An inquest has found that the death of a Stanley Common man could have been prevented if the boiler in his rented house had been serviced.
Stephen Newton, 51, died from carbon monoxide poisoning on December 29, 2009, in the house he shared with partner Susan Davies at The Brickyard.
A Derby inquest into his death was told that the property’s gas boiler had a serious defect that had led to a National Grid engineer disconnecting it in 2008 when he attended the house to change the gas meter.
But in October 2009, Mr Newton re-connected the boiler himself as the weather turned colder despite the fact no repairs had been carried out.
Several weeks later, he was found dead in the house by two friends and Mrs Davies was hospitalised with the effects of carbon monoxide poisoning.
Delivering a narrative verdict, the inquest’s jury found that: “Lethal levels of carbon monoxide would not have been present in the property if the boiler had not been re-connected by Mr Newton.”
Evidence given during the inquest showed that the boiler was emitting ‘extremely high levels of carbon monoxide’.
Firefighter Damien West, who tested the boiler as part of investigations into the incident, told the inquest that he had never seen such high levels of the gas build-up so quickly in all his career.
Mr Newton and Mrs Davies moved into the property in 2005 but no annual gas safety checks were carried out on its gas appliances after they moved in.
Landlady Dr Victoria Martindale had told the inquest that she had ‘an awareness’ that it was her statutory obligation to arrange for annual checks to be carried out.

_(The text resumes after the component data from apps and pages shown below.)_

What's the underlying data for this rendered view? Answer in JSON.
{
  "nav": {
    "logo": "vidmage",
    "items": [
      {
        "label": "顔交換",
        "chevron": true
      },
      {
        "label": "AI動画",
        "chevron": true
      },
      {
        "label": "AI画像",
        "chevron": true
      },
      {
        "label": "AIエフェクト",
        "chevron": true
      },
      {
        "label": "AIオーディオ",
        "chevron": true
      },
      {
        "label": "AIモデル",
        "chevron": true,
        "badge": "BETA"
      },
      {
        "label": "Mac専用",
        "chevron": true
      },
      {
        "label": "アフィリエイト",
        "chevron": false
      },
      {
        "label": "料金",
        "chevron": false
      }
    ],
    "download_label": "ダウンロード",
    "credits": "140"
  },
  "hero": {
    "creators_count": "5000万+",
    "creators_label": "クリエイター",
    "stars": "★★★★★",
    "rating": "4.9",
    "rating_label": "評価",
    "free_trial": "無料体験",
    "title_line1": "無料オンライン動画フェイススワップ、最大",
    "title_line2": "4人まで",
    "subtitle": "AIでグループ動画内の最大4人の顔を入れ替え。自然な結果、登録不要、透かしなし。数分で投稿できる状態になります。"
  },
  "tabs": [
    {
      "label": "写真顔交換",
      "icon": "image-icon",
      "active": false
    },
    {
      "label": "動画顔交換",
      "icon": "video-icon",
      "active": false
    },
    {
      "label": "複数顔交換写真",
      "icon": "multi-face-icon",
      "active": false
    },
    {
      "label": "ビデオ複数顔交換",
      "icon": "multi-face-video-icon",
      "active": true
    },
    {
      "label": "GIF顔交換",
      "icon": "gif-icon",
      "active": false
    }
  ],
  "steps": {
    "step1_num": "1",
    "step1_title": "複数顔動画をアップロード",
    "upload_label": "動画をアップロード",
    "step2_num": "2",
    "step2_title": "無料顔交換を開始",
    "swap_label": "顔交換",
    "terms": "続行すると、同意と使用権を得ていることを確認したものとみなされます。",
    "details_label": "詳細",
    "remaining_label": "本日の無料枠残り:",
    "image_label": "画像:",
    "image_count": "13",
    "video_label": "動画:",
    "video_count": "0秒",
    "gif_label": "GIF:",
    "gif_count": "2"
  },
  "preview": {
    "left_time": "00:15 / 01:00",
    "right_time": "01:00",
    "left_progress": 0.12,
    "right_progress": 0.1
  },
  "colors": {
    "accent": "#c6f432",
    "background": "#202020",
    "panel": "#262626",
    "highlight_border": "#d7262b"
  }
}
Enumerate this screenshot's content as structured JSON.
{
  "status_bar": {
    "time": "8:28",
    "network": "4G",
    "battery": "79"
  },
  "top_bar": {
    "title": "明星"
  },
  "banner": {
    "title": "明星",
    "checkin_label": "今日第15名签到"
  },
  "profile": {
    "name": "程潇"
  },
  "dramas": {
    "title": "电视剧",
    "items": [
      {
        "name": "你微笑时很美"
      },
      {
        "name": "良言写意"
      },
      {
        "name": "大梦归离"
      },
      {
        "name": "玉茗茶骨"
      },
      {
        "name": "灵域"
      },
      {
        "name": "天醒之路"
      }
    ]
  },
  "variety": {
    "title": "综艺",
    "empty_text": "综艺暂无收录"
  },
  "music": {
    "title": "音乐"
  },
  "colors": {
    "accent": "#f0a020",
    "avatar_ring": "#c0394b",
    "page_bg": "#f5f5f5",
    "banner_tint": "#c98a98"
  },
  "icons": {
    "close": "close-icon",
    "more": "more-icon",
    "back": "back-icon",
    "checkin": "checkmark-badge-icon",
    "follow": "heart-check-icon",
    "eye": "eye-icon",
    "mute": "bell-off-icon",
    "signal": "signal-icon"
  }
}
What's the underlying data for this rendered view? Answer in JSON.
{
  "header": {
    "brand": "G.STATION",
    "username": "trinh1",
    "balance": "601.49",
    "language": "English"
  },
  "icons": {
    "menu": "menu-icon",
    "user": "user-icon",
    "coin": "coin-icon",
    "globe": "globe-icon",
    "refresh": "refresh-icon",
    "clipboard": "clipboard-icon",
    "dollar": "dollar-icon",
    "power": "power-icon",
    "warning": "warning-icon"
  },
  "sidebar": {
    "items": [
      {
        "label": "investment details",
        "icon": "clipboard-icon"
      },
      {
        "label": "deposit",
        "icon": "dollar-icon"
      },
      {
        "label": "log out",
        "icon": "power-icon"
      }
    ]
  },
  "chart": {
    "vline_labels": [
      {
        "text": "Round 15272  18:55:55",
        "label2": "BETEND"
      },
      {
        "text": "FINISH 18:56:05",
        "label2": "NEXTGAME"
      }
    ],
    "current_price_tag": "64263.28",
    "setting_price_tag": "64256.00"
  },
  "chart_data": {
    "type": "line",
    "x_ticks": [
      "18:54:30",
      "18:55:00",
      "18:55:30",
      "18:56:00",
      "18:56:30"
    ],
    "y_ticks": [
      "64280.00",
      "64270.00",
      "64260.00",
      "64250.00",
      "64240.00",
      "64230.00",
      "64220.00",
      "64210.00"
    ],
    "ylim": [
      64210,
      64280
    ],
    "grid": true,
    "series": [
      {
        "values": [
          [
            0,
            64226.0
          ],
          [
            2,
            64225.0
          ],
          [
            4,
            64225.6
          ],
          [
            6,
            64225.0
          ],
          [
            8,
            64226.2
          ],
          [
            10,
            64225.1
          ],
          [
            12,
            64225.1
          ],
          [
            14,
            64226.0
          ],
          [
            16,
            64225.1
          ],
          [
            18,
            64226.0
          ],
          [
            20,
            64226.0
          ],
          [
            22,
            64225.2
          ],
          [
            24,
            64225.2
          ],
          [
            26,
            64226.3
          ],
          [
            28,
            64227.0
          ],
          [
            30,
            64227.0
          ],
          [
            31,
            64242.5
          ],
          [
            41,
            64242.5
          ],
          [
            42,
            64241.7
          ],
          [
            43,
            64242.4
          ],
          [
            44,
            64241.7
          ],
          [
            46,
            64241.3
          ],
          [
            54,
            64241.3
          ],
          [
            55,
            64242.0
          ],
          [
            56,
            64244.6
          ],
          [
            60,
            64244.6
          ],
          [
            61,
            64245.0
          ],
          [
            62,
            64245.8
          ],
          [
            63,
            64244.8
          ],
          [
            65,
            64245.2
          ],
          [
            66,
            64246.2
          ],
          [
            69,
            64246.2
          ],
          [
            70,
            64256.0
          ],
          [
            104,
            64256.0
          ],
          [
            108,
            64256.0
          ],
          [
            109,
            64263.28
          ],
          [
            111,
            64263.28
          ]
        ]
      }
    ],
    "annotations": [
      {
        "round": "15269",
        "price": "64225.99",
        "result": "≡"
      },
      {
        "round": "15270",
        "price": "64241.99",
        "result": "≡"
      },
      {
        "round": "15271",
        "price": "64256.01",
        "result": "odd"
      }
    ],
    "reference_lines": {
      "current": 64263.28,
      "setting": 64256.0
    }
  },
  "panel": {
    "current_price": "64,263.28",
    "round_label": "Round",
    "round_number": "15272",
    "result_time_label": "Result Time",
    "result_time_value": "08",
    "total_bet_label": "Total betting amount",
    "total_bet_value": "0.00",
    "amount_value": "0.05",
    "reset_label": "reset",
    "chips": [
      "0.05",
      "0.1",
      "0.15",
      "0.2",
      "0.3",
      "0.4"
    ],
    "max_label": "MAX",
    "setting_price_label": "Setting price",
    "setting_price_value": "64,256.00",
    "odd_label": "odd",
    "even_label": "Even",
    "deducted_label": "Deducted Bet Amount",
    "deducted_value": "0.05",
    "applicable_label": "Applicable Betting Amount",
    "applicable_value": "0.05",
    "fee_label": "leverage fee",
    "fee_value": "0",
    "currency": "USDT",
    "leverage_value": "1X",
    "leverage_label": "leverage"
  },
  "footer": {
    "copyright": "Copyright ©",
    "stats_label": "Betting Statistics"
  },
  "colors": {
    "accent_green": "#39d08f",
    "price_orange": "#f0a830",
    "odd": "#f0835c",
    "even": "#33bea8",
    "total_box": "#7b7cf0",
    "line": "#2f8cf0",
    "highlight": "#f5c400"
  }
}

However she said that she had never arranged for a qualified gas engineer to attend the property and did not know that the boiler had been condemned and disconnected.
She claimed a letter sent informing her of this was never received.
The jury said that they could find ‘no supporting evidence’ to demonstrate that any annual gas safety checks which would have identified the defect were undertaken on the boiler between 2006 and 2009.
“If the annual gas inspection had been carried out, in all probability Mr Newton’s death would have been prevented,” they concluded.
“We have found that on the balance of probability, that failure to maintain or repair the boiler was a contributing factor to Mr Newton’s death.”